Understanding Cattle Health Concerns on Cornstalks
Grazing corn residue is common practice in the Midwest and a quality resource for cattle producers to utilize. While the forages available can provide the necessary nutritional requirements, there are a few health conditions that need to be planned for prior to turn out.
Acidosis or grain overload occurs when cattle consume large amounts of feed that contains high quantities of fermentable carbohydrates, leading to clinical signs in the animal. When grazing corn residue, the feedstuff would be too much dropped corn. Rumen microbes rapidly begin to ferment the carbohydrates in the corn, which leads to an increase in lactate formation. When lactate production increases, the rumen pH drops below the normal range of 5.6-6.9 and begins to damage the rumen epithelium. This leads to an increase in acid-loving bacteria and yeast in the damaged rumen. All of these affect the blood volume and hydration status of tissues throughout the body, leading to acute clinical signs of diarrhea, dehydration, depression, and anorexia. Treatment involves restoring the rumen microbes, correcting dehydration and acidic rumen microenvironment, and managing secondary complications.

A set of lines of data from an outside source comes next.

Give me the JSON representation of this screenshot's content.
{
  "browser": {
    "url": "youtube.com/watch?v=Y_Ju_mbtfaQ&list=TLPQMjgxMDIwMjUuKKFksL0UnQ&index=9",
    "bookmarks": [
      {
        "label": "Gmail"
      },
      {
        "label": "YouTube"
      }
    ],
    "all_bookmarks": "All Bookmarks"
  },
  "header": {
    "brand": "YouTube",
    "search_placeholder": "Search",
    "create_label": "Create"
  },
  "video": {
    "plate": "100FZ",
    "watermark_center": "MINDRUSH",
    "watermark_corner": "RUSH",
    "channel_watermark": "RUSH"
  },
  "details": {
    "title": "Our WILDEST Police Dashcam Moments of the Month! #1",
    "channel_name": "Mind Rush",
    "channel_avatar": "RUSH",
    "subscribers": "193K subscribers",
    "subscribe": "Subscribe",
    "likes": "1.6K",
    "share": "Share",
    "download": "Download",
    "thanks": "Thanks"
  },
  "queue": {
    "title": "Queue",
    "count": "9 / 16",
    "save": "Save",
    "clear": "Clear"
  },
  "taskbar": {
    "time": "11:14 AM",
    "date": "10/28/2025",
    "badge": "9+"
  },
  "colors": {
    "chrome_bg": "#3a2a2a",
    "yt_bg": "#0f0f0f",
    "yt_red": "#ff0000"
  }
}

Long term consequences of acidosis may include abortions and laminitis.
Management is key to preventing acidosis and is more rewarding than treatment. Knowing how much corn is in the field will help establish a grazing plan. The risk of acidosis increases if fields contain more than 8 bushels of corn per acre. Bushels can be estimated by counting dropped ears of corn in three different 100 feet rows and dividing this number by 2. If too much dropped corn is a concern, rumen microbes can begin acclimating to increased carbohydrate diets by slowly increasing amount of corn fed over a 10-day period prior to grazing. More management strategies can be found at Grazing Corn Stalks – Management Strategies | UNL Beef.
Nitrates accumulate in plants when uptake by the roots exceeds the rate of conversion to protein, such as during episodes of drought and plant stress. When a ruminant consumes high-nitrate plants, the rumen microbes convert the nitrate to nitrite. Excess nitrite is absorbed into the bloodstream, where it changes the oxygen carrying capacity in red blood cells by converting hemoglobin to methemoglobin. Methemoglobin is unable to carry oxygen to tissues in the body, resulting in asphyxiation. Clinical signs of toxicity include weakness, rapid breathing, lethargy, muscle tremors and sudden death. Abortions may occur 10-14 days after ingestion of high nitrites due to lack of oxygen to fetus.
Knowing the nitrate levels of plants intended as feed is vital information in establishing a prevention plan. Nitrate samples can be taken from both standing plants and baled forages. Forages with >10,000 ppm nitrate (NO3-) may lead to acute toxicity signs and sudden death. Levels over 5,000 ppm (NO3-) should not be fed to pregnant animals due to the increased risk of abortion and stillbirth. More information on managing high nitrate forages can be found here: Options for Safely Using High-Nitrate Forage: Grazing, Silage and Haying | UNL Beef Any health concerns should be discussed with your veterinarian to establish proper prevention and treatment protocols.
Interviews with the authors of BeefWatch newsletter articles become available throughout the month of publication and are accessible at https://go.unl.edu/podcast. You can subscribe to the BeefWatch newsletter here: http://go.unl.edu/Beefwatch_subscribe.